I also have no idea if Finch will be around much longer, because while Finch and Josie had some really cute scenes in these first two episodes of the season, things went awry… Finch wants to get to know Josie (and Lizzie!) better, so she bonds with them using personality quizzes (I wonder which Gen Q character they are) and Finch volunteers to be siphoned, and being a source of energy for her girlfriend was such a cute metaphor I was ready to RUN WITH. Josie even invites Finch to visit Caroline in Europe with her over break! But along the way, Finch also learns that Josie and Lizzie are Gemini witches, and twins at that, so Josie has no choice but to tell her about The Merge.

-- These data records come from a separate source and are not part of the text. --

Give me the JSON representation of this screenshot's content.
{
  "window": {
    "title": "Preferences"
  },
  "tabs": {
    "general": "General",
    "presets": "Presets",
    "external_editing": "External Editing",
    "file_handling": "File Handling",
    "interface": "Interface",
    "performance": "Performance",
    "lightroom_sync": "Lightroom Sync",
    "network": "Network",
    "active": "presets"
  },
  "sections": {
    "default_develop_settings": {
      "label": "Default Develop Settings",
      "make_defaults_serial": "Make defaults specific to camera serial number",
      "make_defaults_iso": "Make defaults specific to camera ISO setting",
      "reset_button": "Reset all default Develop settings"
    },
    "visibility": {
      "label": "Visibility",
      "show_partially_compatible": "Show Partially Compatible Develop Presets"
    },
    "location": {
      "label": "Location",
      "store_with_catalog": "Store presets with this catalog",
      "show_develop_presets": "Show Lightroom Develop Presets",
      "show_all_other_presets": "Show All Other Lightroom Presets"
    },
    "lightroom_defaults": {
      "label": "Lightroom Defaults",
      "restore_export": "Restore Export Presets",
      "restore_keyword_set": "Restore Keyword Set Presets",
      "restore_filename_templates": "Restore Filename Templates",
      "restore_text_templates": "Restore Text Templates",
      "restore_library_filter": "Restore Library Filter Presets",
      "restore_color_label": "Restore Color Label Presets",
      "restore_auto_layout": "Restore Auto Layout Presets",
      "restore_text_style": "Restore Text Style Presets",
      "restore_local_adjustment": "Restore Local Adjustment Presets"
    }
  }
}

And Finch isn’t sure she wants Josie’s baggage without a lifetime guarantee. She doesn’t want to watch her die. So instead she says Goodbye, Love and leaves Josie crying on a park bench. I’m still rooting for those supernatural kids but also wouldn’t be mad if Josie finds comfort in Hope’s open arms. Just saying.
Nancy Drew 302: “The Journey of the Dangerous Mind”
Written by Valerie Anne
Y’all should we be worried about Bess Marvin? That sweet baby angel is dabbling with magic, which is cute and fun especially since her first spell was to protect her buddy Ace, but she’s decided to learn it from Nancy’s ancestry Temperance. Temperance tells Bess she’s destined for greatness in a way that frankly sounded a little groom-y, and Temperance has all the characteristics of someone Bess could easily fall for: short hair and soft features like Lisbeth, blonde hair and an old supernatural soul like Odette. Also the spell she did might have affected Temperance’s cat?? Unclear. I’m all for Bess and Temperance recreating Under Your Spell from Buffy but I just hope Bess’s friend make sure she’s protecting her heart in the process.